TASK DESCRIPTION: Omitting all pictures, retype the entries below exactly as given.

SUPPLIED MATERIAL:
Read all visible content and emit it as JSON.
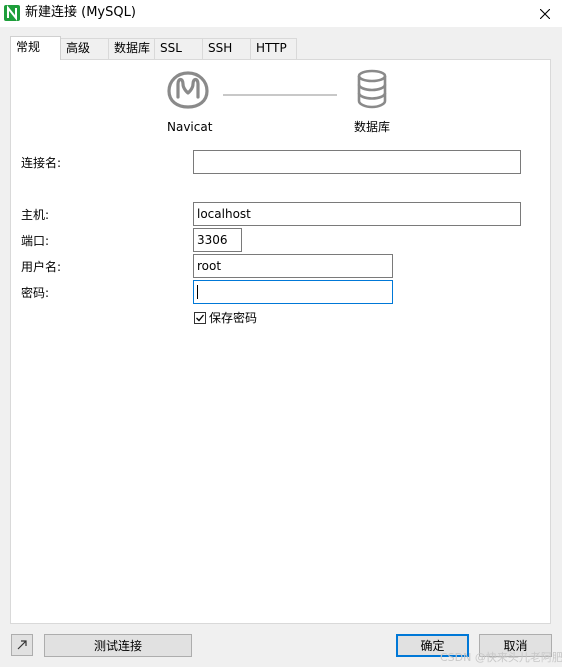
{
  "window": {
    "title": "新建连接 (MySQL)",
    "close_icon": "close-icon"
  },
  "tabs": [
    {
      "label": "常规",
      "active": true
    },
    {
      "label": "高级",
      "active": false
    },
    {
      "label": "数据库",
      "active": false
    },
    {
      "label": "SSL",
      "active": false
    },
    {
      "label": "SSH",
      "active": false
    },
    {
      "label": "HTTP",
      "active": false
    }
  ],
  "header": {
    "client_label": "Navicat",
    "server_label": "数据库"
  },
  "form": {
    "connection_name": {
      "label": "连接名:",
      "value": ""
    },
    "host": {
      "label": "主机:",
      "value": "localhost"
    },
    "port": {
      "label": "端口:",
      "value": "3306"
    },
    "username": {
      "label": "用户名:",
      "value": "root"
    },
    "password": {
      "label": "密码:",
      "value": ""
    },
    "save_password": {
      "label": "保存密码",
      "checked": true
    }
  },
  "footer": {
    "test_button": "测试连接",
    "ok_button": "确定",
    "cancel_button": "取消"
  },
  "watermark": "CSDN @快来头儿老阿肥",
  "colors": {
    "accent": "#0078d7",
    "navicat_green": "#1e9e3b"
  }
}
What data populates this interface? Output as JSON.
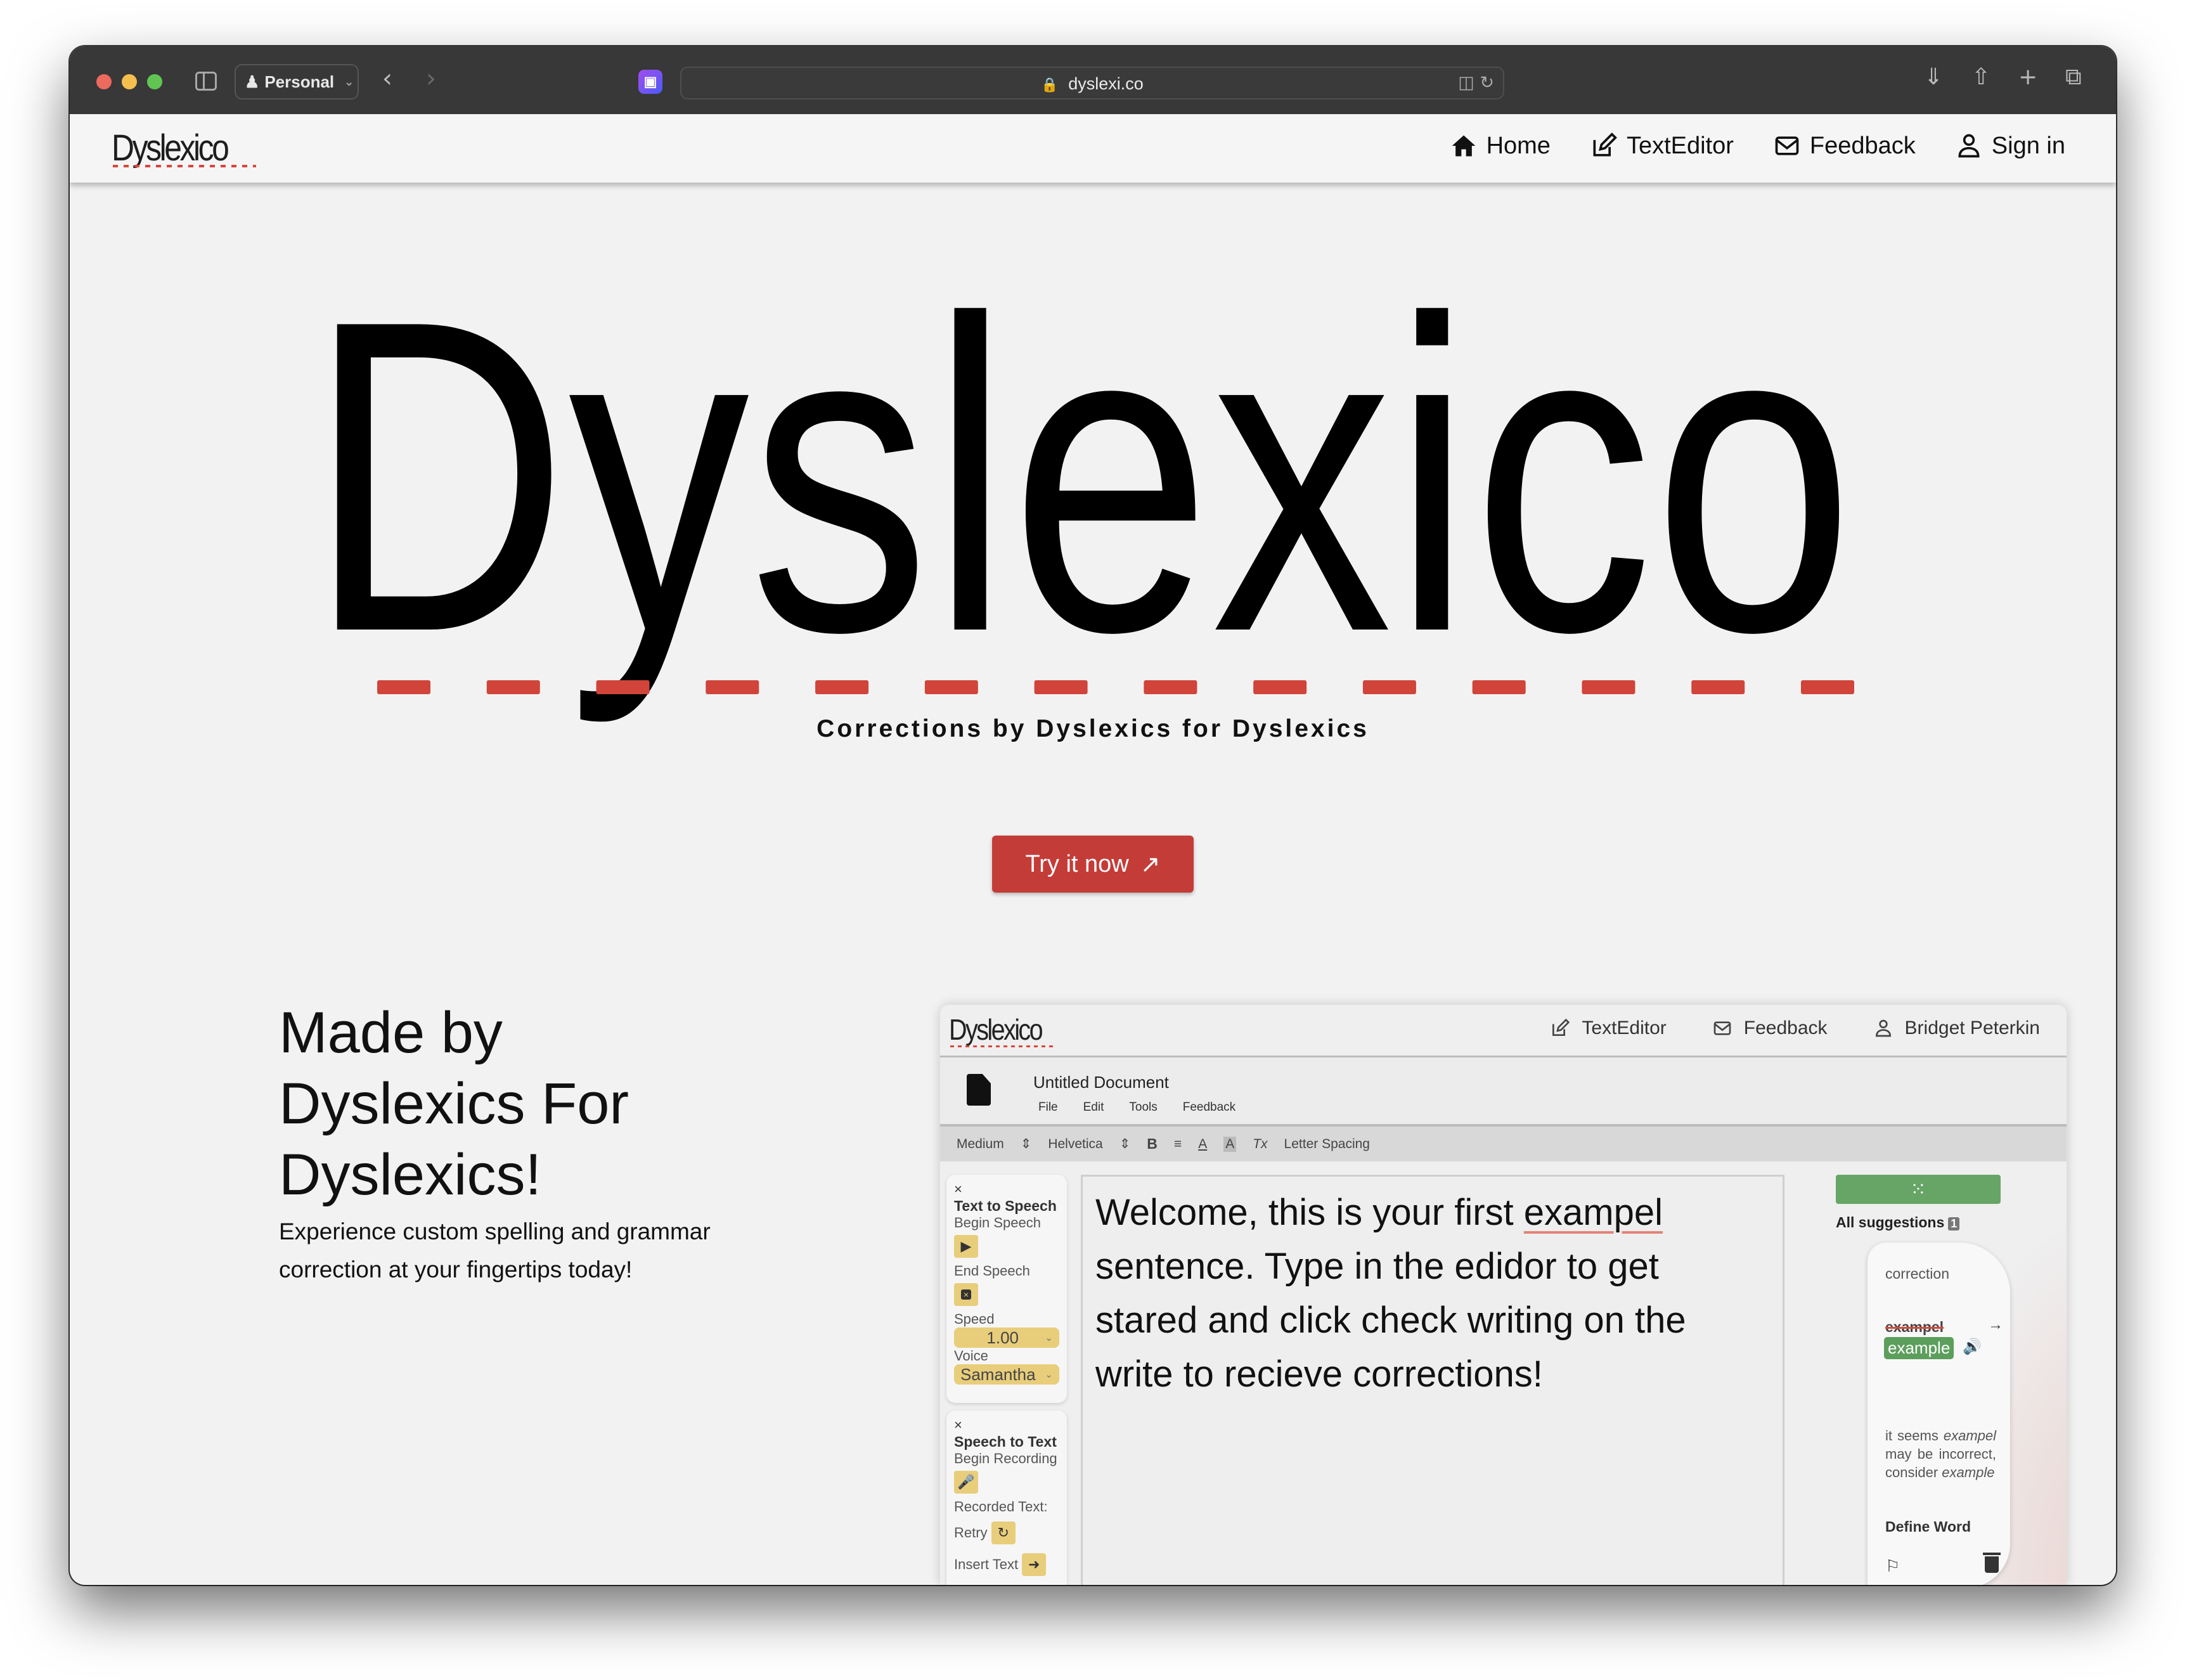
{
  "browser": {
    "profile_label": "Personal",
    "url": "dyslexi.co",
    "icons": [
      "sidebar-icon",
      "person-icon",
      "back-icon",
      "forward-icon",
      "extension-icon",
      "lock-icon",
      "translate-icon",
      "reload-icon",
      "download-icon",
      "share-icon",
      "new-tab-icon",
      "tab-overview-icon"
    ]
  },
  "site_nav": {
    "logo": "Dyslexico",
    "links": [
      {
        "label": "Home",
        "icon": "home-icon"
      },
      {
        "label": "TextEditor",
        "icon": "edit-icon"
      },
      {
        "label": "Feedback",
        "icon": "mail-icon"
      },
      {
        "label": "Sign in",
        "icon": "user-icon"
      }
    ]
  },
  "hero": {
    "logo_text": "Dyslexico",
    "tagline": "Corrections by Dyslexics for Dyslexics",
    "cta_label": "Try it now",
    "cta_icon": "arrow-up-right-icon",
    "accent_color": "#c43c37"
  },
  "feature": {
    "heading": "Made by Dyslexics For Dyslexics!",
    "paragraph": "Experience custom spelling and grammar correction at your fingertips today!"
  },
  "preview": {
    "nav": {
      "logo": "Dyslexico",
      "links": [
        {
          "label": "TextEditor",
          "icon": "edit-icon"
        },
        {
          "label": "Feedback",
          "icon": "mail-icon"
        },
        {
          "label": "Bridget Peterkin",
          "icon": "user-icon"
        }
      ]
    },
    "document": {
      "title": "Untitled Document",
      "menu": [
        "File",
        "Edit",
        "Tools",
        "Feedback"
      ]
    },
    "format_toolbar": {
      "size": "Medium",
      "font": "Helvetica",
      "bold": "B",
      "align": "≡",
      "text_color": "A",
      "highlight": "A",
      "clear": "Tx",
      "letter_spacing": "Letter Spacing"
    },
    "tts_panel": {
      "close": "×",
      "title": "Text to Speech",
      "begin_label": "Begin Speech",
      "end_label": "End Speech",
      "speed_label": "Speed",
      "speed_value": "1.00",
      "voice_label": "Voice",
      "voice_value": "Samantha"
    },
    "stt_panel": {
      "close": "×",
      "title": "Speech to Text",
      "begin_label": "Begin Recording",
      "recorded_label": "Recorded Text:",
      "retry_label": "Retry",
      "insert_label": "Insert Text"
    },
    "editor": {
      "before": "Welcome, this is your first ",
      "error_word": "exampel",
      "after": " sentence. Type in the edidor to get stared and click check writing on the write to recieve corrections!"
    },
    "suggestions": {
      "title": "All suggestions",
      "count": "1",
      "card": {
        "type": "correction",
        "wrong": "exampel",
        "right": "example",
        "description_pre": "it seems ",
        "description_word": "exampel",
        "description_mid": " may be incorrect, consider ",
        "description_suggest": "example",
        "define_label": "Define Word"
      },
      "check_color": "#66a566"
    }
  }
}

YOUR RESPONSE:
Read all visible content and emit it as JSON.
{
  "window": {
    "title": "新建连接 (MySQL)",
    "close_icon": "close-icon"
  },
  "tabs": [
    {
      "label": "常规",
      "active": true
    },
    {
      "label": "高级",
      "active": false
    },
    {
      "label": "数据库",
      "active": false
    },
    {
      "label": "SSL",
      "active": false
    },
    {
      "label": "SSH",
      "active": false
    },
    {
      "label": "HTTP",
      "active": false
    }
  ],
  "header": {
    "client_label": "Navicat",
    "server_label": "数据库"
  },
  "form": {
    "connection_name": {
      "label": "连接名:",
      "value": ""
    },
    "host": {
      "label": "主机:",
      "value": "localhost"
    },
    "port": {
      "label": "端口:",
      "value": "3306"
    },
    "username": {
      "label": "用户名:",
      "value": "root"
    },
    "password": {
      "label": "密码:",
      "value": ""
    },
    "save_password": {
      "label": "保存密码",
      "checked": true
    }
  },
  "footer": {
    "test_button": "测试连接",
    "ok_button": "确定",
    "cancel_button": "取消"
  },
  "watermark": "CSDN @快来头儿老阿肥",
  "colors": {
    "accent": "#0078d7",
    "navicat_green": "#1e9e3b"
  }
}
What data populates this interface? Output as JSON.
{
  "browser": {
    "profile_label": "Personal",
    "url": "dyslexi.co",
    "icons": [
      "sidebar-icon",
      "person-icon",
      "back-icon",
      "forward-icon",
      "extension-icon",
      "lock-icon",
      "translate-icon",
      "reload-icon",
      "download-icon",
      "share-icon",
      "new-tab-icon",
      "tab-overview-icon"
    ]
  },
  "site_nav": {
    "logo": "Dyslexico",
    "links": [
      {
        "label": "Home",
        "icon": "home-icon"
      },
      {
        "label": "TextEditor",
        "icon": "edit-icon"
      },
      {
        "label": "Feedback",
        "icon": "mail-icon"
      },
      {
        "label": "Sign in",
        "icon": "user-icon"
      }
    ]
  },
  "hero": {
    "logo_text": "Dyslexico",
    "tagline": "Corrections by Dyslexics for Dyslexics",
    "cta_label": "Try it now",
    "cta_icon": "arrow-up-right-icon",
    "accent_color": "#c43c37"
  },
  "feature": {
    "heading": "Made by Dyslexics For Dyslexics!",
    "paragraph": "Experience custom spelling and grammar correction at your fingertips today!"
  },
  "preview": {
    "nav": {
      "logo": "Dyslexico",
      "links": [
        {
          "label": "TextEditor",
          "icon": "edit-icon"
        },
        {
          "label": "Feedback",
          "icon": "mail-icon"
        },
        {
          "label": "Bridget Peterkin",
          "icon": "user-icon"
        }
      ]
    },
    "document": {
      "title": "Untitled Document",
      "menu": [
        "File",
        "Edit",
        "Tools",
        "Feedback"
      ]
    },
    "format_toolbar": {
      "size": "Medium",
      "font": "Helvetica",
      "bold": "B",
      "align": "≡",
      "text_color": "A",
      "highlight": "A",
      "clear": "Tx",
      "letter_spacing": "Letter Spacing"
    },
    "tts_panel": {
      "close": "×",
      "title": "Text to Speech",
      "begin_label": "Begin Speech",
      "end_label": "End Speech",
      "speed_label": "Speed",
      "speed_value": "1.00",
      "voice_label": "Voice",
      "voice_value": "Samantha"
    },
    "stt_panel": {
      "close": "×",
      "title": "Speech to Text",
      "begin_label": "Begin Recording",
      "recorded_label": "Recorded Text:",
      "retry_label": "Retry",
      "insert_label": "Insert Text"
    },
    "editor": {
      "before": "Welcome, this is your first ",
      "error_word": "exampel",
      "after": " sentence. Type in the edidor to get stared and click check writing on the write to recieve corrections!"
    },
    "suggestions": {
      "title": "All suggestions",
      "count": "1",
      "card": {
        "type": "correction",
        "wrong": "exampel",
        "right": "example",
        "description_pre": "it seems ",
        "description_word": "exampel",
        "description_mid": " may be incorrect, consider ",
        "description_suggest": "example",
        "define_label": "Define Word"
      },
      "check_color": "#66a566"
    }
  }
}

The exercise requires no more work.